-- Task description --
Would you set down every entry again, exactly as written?

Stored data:
╭──
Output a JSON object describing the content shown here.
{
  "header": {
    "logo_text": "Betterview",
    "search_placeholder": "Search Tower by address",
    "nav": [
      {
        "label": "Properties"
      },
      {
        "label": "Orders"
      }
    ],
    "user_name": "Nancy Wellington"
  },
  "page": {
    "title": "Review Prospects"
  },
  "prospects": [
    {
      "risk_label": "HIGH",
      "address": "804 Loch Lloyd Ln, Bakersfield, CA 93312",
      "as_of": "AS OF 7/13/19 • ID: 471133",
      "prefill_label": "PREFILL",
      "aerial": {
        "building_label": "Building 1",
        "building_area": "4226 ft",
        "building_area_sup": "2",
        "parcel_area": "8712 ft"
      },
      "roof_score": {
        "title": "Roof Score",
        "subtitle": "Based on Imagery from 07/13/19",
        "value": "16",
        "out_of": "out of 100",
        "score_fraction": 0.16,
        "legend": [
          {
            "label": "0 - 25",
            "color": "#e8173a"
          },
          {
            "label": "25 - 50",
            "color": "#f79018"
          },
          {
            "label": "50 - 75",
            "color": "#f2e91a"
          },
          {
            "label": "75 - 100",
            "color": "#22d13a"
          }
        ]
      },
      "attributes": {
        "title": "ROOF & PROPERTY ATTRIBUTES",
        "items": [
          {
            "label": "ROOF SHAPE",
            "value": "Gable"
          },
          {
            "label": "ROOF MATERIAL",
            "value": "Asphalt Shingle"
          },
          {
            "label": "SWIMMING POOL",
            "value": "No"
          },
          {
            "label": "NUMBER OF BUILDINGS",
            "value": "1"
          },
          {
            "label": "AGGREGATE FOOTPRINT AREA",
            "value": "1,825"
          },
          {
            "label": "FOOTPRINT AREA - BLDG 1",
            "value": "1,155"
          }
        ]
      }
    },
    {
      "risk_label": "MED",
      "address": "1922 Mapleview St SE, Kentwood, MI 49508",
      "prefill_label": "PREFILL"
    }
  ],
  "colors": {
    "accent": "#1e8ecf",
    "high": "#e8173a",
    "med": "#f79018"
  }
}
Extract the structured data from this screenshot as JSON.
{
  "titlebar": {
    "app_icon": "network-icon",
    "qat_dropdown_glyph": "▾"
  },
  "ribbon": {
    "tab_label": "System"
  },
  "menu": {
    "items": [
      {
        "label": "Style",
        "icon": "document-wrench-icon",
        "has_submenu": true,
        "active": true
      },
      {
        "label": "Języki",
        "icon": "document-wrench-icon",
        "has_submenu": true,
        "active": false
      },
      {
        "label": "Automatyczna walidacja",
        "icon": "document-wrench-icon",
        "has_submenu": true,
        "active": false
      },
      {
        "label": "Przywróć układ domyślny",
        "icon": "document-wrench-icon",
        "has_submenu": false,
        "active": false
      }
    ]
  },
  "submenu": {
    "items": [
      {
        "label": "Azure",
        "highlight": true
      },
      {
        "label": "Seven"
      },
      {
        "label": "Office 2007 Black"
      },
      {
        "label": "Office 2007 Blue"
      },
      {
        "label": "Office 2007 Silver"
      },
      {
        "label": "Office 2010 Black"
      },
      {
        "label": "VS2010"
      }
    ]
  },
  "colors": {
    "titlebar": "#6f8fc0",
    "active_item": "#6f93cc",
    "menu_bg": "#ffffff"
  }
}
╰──
-- Answer to the problem --
Output a JSON object describing the content shown here.
{
  "header": {
    "logo_text": "Betterview",
    "search_placeholder": "Search Tower by address",
    "nav": [
      {
        "label": "Properties"
      },
      {
        "label": "Orders"
      }
    ],
    "user_name": "Nancy Wellington"
  },
  "page": {
    "title": "Review Prospects"
  },
  "prospects": [
    {
      "risk_label": "HIGH",
      "address": "804 Loch Lloyd Ln, Bakersfield, CA 93312",
      "as_of": "AS OF 7/13/19 • ID: 471133",
      "prefill_label": "PREFILL",
      "aerial": {
        "building_label": "Building 1",
        "building_area": "4226 ft",
        "building_area_sup": "2",
        "parcel_area": "8712 ft"
      },
      "roof_score": {
        "title": "Roof Score",
        "subtitle": "Based on Imagery from 07/13/19",
        "value": "16",
        "out_of": "out of 100",
        "score_fraction": 0.16,
        "legend": [
          {
            "label": "0 - 25",
            "color": "#e8173a"
          },
          {
            "label": "25 - 50",
            "color": "#f79018"
          },
          {
            "label": "50 - 75",
            "color": "#f2e91a"
          },
          {
            "label": "75 - 100",
            "color": "#22d13a"
          }
        ]
      },
      "attributes": {
        "title": "ROOF & PROPERTY ATTRIBUTES",
        "items": [
          {
            "label": "ROOF SHAPE",
            "value": "Gable"
          },
          {
            "label": "ROOF MATERIAL",
            "value": "Asphalt Shingle"
          },
          {
            "label": "SWIMMING POOL",
            "value": "No"
          },
          {
            "label": "NUMBER OF BUILDINGS",
            "value": "1"
          },
          {
            "label": "AGGREGATE FOOTPRINT AREA",
            "value": "1,825"
          },
          {
            "label": "FOOTPRINT AREA - BLDG 1",
            "value": "1,155"
          }
        ]
      }
    },
    {
      "risk_label": "MED",
      "address": "1922 Mapleview St SE, Kentwood, MI 49508",
      "prefill_label": "PREFILL"
    }
  ],
  "colors": {
    "accent": "#1e8ecf",
    "high": "#e8173a",
    "med": "#f79018"
  }
}
Extract the structured data from this screenshot as JSON.
{
  "titlebar": {
    "app_icon": "network-icon",
    "qat_dropdown_glyph": "▾"
  },
  "ribbon": {
    "tab_label": "System"
  },
  "menu": {
    "items": [
      {
        "label": "Style",
        "icon": "document-wrench-icon",
        "has_submenu": true,
        "active": true
      },
      {
        "label": "Języki",
        "icon": "document-wrench-icon",
        "has_submenu": true,
        "active": false
      },
      {
        "label": "Automatyczna walidacja",
        "icon": "document-wrench-icon",
        "has_submenu": true,
        "active": false
      },
      {
        "label": "Przywróć układ domyślny",
        "icon": "document-wrench-icon",
        "has_submenu": false,
        "active": false
      }
    ]
  },
  "submenu": {
    "items": [
      {
        "label": "Azure",
        "highlight": true
      },
      {
        "label": "Seven"
      },
      {
        "label": "Office 2007 Black"
      },
      {
        "label": "Office 2007 Blue"
      },
      {
        "label": "Office 2007 Silver"
      },
      {
        "label": "Office 2010 Black"
      },
      {
        "label": "VS2010"
      }
    ]
  },
  "colors": {
    "titlebar": "#6f8fc0",
    "active_item": "#6f93cc",
    "menu_bg": "#ffffff"
  }
}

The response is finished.